Pharmac breast cancer cost-saving proposal welcome but ignores patients facing “dead-end” - News & Updates • Breast Cancer Foundation NZ

Pharmac breast cancer cost-saving proposal welcome but ignores patients facing “dead-end”

Breast Cancer Foundation NZ is urging Pharmac to widen access to an already-funded treatment for Kiwi women with advanced breast cancer, as the drug-buying agency today opens consultation on a drug switch proposal.

Pharmac is considering replacing Herceptin (the brand name for the drug trastuzumab) with another company’s version called Herzuma, now that Herceptin’s patent has expired. Breast Cancer Foundation NZ welcomes this move as a cost-saving measure that is safe and effective, but the charity is disappointed Pharmac’s clinical advisors have recommended against providing it to certain patients who have run out of options.

Trastuzumab is a targeted therapy used to treat the HER2-positive subtype of breast cancer. It’s currently funded in New Zealand for both early and advanced breast cancer (ABC) – where cancer has spread beyond the breast and become incurable. But if an ABC patient’s cancer grows or spreads while on trastruzumab, it’s no longer funded for them, which goes against international best practice.

Adele Gautier, the Foundation’s research and strategic programmes manager, says this decision could hurt hundreds of Kiwi women who need this drug: “Overseas, it’s common practice for ABC patients to reuse a previous treatment after their cancer worsens. In New Zealand, we already allow this with cheaper treatments like chemotherapy and hormone therapies, so we should be able to with trastuzumab too. Our breast cancer specialists want this, and research shows it works – just last week, a study published in the Nature journal showed trastuzumab prolonged the life of patients for years after their condition worsened.
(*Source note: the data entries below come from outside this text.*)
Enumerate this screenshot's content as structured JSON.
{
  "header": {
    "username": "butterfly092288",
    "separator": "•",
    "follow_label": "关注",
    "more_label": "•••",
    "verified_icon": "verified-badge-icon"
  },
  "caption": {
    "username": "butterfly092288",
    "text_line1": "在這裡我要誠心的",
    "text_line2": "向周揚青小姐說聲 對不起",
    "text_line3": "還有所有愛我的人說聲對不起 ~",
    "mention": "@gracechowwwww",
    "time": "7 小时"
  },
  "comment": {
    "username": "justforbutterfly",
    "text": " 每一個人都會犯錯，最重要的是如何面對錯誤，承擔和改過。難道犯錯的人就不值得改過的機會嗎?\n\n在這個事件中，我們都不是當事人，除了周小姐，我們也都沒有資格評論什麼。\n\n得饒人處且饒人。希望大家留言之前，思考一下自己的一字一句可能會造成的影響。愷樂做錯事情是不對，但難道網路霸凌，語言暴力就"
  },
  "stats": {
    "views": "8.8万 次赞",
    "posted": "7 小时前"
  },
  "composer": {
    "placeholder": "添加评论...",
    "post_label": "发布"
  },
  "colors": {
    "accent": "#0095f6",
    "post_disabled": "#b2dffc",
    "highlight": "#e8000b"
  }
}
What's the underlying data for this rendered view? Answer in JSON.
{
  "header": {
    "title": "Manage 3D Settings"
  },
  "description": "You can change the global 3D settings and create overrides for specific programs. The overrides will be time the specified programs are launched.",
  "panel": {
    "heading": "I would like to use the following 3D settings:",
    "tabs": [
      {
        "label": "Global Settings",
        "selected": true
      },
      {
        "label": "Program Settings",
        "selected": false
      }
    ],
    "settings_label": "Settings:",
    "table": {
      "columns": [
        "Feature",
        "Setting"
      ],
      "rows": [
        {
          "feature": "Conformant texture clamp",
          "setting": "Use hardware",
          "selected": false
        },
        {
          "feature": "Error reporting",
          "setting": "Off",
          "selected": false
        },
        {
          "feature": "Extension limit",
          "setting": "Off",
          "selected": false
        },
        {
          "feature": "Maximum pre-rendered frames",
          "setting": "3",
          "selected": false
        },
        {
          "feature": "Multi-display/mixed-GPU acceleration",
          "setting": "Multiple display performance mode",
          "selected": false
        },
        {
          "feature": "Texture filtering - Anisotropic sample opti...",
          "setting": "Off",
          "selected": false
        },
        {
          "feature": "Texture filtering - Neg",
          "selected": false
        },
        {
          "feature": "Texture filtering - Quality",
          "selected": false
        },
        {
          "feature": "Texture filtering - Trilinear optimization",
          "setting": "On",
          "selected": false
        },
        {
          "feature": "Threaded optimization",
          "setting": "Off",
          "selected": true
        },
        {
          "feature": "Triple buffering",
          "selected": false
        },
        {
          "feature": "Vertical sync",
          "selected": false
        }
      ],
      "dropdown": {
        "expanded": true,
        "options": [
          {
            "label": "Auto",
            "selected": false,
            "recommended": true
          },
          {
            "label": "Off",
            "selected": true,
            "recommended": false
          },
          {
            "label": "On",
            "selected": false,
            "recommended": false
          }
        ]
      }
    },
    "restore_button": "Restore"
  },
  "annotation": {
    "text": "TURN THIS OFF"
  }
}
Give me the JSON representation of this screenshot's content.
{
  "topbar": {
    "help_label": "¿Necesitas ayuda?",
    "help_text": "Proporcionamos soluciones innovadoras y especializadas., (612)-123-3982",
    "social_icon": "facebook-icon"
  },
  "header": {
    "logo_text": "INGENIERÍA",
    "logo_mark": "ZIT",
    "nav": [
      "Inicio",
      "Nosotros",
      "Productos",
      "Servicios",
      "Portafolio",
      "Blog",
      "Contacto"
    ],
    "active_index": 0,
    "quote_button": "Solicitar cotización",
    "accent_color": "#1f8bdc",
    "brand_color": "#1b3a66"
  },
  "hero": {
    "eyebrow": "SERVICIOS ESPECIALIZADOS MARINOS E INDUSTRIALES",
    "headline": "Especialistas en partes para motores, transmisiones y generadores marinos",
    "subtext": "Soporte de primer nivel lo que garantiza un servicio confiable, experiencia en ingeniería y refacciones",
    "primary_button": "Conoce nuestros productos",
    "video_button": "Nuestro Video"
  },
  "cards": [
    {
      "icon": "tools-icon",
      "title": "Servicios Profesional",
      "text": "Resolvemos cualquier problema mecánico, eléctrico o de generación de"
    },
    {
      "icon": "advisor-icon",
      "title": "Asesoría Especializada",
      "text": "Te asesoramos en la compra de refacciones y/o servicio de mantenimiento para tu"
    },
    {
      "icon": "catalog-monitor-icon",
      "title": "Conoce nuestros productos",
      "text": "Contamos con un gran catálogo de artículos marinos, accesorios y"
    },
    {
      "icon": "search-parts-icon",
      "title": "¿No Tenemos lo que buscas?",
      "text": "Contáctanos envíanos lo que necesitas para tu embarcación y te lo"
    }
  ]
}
“Kiwis with ABC have lower survival rates and fewer treatment options than patients in other countries, so we should be doing all that we can to change this. Refusing to allow more flexible prescribing of proven treatments for patients with no other option points to inadequate funding which means Kiwis can’t get the drugs we already have, let alone the latest medicines. We are urging Pharmac to reconsider this restriction and we encourage affected Kiwis to have their say too.”

In 2019, the world’s leading authority on ABC, the Portuguese oncologist Dr Fatima Cardoso, criticised Pharmac’s restriction on Herceptin, saying: “There is a dead-end for patients who need anti-HER2 therapy….And this is the reason for such an appalling survival for HER-positive advanced breast cancer patients in New Zealand.”

Last October, a group of New Zealand breast cancer specialists recommended this use of Herceptin when it ratified the 2nd New Zealand Consensus Guidelines for Advanced Breast Cancer (ABC-NZ2) – a framework setting out best practice treatment of ABC in Aotearoa.

According to Pharmac, around 300 Kiwi women are currently receiving trastuzumab for advanced HER2-positive breast cancer. This subtype is more aggressive and has poorer outcomes – the median survival is 18 months compared to 27 months for the most common sub-type.

Breast Cancer Foundation NZ continues to call for reform to Pharmac’s outdated funding model to keep pace with the demands of modern medicine and improving standards of care.

To have your say on Pharmac's proposal, click here. Pharmac is accepting feedback until 30 June.